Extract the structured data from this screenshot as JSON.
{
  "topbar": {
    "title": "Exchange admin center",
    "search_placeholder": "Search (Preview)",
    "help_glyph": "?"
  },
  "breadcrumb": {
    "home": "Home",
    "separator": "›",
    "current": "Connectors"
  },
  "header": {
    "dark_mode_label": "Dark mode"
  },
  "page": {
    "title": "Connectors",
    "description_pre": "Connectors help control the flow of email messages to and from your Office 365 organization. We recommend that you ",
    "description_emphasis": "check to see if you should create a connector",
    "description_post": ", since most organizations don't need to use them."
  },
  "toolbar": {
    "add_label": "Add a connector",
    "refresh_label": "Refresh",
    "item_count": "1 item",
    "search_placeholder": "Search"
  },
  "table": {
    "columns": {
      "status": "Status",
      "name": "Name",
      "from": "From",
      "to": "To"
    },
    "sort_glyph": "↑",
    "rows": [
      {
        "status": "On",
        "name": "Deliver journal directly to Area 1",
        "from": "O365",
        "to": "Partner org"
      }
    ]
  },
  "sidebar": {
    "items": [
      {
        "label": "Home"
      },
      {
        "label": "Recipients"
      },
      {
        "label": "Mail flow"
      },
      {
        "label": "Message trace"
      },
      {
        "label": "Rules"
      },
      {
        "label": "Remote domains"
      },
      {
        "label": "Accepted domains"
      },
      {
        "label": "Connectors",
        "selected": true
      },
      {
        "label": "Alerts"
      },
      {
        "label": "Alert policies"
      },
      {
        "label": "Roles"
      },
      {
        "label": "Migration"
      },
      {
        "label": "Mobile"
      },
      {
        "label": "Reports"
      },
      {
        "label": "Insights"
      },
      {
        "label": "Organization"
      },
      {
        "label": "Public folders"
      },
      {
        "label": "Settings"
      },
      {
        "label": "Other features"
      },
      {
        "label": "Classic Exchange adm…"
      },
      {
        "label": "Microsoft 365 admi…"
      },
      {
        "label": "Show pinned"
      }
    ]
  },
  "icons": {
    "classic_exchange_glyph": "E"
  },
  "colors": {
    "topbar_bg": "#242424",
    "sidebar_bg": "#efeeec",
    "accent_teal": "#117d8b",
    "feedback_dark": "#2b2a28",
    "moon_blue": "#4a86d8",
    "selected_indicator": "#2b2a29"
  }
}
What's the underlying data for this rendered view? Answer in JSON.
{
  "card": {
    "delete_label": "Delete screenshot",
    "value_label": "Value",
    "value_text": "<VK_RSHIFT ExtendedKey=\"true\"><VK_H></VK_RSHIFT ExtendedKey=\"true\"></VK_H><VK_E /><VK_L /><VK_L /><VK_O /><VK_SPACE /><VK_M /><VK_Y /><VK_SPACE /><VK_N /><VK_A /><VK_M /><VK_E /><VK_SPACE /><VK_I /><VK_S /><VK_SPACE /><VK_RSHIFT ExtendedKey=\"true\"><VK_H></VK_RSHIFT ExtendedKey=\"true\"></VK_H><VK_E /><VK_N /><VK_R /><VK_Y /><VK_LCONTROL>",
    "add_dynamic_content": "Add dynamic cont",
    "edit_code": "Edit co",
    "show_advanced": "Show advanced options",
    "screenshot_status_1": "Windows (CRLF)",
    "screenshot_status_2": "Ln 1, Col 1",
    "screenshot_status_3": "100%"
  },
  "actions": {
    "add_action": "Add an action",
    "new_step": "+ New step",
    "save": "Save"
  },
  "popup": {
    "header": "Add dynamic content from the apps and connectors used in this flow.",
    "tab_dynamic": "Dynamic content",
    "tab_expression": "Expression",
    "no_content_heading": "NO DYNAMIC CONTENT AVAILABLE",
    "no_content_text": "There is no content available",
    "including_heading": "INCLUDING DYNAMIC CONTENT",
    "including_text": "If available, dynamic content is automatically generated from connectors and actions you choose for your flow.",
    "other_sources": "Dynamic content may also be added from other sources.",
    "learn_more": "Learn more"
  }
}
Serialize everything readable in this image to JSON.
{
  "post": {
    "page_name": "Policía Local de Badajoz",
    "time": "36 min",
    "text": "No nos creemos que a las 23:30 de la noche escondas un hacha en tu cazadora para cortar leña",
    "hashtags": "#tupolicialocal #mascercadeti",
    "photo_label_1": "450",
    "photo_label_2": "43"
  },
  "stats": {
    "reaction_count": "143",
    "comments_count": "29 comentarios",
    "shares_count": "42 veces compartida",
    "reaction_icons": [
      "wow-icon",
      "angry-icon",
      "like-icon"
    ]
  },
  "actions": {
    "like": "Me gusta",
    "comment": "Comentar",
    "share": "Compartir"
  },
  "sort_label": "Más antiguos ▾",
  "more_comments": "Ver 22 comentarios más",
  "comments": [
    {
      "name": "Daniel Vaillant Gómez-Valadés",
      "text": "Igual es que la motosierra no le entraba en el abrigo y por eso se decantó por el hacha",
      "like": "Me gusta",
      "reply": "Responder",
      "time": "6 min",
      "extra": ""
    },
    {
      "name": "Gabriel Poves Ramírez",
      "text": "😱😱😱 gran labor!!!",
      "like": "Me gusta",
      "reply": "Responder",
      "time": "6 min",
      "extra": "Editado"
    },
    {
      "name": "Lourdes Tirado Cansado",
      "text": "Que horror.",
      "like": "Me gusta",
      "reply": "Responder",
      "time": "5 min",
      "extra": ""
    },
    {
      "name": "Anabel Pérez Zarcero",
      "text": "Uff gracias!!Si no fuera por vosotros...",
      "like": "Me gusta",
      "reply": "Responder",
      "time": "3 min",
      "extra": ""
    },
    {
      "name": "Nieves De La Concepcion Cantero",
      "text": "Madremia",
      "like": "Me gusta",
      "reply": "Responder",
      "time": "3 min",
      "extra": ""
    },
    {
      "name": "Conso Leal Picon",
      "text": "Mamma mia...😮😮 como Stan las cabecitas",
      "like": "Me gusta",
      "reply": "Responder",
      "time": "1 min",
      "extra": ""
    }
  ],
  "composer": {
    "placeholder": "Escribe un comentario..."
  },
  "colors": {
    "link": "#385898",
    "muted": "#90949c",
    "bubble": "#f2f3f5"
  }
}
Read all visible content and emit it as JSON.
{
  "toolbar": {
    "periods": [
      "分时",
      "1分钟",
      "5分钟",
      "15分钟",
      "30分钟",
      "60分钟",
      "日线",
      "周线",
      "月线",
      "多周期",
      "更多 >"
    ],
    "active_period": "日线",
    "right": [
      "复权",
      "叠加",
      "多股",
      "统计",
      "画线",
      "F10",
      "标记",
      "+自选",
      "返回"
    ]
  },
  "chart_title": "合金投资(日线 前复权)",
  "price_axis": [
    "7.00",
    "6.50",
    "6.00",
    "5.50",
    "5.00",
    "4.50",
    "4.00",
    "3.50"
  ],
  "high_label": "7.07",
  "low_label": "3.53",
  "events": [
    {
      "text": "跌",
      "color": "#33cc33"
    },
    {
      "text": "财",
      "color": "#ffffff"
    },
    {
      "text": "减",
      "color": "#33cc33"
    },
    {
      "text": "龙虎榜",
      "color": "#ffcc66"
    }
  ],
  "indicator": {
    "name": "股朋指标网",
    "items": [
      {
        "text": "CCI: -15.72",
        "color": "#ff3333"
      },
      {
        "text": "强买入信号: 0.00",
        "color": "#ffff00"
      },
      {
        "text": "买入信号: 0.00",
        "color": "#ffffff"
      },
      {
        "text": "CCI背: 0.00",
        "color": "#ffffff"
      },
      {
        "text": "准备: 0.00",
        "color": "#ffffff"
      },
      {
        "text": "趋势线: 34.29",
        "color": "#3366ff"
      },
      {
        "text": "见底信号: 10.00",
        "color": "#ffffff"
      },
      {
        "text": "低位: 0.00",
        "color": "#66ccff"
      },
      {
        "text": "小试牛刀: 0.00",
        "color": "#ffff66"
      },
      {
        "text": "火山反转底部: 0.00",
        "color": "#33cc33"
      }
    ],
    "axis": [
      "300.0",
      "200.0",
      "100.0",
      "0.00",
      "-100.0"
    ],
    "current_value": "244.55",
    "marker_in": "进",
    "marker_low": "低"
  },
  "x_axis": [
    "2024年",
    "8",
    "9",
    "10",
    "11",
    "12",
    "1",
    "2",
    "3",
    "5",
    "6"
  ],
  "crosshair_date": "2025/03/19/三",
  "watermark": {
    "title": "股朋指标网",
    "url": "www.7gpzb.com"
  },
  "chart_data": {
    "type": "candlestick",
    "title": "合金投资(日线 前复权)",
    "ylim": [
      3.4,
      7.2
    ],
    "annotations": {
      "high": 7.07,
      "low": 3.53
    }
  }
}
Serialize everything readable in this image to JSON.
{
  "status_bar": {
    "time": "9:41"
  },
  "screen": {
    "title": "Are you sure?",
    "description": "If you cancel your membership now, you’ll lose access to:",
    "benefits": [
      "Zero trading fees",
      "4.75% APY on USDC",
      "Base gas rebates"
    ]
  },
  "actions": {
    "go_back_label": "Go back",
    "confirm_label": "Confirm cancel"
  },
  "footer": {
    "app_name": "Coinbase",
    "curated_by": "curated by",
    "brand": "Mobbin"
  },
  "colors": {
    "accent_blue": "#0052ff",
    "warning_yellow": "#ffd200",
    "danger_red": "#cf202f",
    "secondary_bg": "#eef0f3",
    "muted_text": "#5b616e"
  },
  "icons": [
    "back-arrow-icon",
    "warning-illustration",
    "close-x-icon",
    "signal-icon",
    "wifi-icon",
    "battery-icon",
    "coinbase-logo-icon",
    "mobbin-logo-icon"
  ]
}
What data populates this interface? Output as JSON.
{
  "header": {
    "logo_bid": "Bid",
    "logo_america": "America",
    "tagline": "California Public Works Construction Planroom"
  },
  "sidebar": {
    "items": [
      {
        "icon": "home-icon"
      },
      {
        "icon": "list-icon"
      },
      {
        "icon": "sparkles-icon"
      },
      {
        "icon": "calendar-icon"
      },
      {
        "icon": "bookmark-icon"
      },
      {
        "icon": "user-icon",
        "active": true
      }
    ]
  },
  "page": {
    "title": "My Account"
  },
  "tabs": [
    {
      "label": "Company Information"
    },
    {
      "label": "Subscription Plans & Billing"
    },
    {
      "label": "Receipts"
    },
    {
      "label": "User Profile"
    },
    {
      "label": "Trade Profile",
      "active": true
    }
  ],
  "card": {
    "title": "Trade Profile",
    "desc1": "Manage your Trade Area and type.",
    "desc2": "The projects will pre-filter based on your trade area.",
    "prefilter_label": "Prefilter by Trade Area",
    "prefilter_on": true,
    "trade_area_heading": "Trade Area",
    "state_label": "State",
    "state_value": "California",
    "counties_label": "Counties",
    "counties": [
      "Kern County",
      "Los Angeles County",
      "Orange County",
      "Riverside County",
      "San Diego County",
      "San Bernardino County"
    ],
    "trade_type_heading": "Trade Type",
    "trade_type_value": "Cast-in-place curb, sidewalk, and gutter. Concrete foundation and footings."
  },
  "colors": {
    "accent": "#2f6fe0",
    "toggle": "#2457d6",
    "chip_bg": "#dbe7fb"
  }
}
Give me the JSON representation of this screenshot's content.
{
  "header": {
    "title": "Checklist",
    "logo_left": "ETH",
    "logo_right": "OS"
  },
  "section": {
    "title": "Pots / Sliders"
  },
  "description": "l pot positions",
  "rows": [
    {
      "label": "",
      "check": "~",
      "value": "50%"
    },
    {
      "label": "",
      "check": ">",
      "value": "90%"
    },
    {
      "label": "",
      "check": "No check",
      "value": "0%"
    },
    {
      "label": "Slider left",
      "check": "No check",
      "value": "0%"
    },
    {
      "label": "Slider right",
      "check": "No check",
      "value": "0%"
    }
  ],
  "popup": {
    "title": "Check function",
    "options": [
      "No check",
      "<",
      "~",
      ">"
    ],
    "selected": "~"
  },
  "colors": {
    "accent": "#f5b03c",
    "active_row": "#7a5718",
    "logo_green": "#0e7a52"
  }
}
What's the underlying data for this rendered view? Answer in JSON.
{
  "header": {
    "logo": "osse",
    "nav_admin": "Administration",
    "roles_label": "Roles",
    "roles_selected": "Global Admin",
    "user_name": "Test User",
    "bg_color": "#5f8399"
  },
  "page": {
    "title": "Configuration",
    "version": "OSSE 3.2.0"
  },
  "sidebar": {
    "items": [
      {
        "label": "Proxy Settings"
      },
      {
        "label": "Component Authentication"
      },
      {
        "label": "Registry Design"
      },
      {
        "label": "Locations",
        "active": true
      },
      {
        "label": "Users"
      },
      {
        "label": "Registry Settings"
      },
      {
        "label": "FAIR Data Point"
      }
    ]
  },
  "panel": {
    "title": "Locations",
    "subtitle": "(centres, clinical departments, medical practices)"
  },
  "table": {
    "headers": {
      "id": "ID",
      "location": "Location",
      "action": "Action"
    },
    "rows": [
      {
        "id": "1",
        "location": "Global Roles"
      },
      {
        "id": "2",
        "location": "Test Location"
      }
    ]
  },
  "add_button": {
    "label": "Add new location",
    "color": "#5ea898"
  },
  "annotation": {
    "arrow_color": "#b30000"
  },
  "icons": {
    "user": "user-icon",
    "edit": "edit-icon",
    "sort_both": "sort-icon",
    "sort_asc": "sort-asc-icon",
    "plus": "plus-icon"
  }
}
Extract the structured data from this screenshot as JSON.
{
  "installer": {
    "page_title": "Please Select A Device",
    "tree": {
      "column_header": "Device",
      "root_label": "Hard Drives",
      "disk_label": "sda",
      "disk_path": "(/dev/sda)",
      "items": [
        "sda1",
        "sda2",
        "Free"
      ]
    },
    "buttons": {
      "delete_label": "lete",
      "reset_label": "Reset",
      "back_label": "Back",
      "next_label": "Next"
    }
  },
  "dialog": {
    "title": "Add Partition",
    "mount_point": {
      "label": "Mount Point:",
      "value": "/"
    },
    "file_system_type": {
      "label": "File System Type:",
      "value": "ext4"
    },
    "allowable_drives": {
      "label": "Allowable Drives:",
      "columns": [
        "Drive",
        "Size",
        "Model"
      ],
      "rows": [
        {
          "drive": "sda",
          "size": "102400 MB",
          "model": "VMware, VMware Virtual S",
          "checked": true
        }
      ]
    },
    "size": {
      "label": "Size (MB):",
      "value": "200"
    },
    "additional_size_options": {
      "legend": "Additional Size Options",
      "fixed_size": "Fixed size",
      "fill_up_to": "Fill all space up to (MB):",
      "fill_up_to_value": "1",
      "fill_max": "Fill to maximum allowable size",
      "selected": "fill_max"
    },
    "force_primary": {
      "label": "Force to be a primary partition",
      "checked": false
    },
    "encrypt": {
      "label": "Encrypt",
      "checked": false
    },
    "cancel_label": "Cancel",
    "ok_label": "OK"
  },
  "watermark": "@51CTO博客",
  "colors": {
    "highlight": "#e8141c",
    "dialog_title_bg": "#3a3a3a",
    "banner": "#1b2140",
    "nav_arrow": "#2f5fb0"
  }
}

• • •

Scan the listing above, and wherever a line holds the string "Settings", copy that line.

        "label": "Settings"
        "label": "Proxy Settings"
        "label": "Registry Settings"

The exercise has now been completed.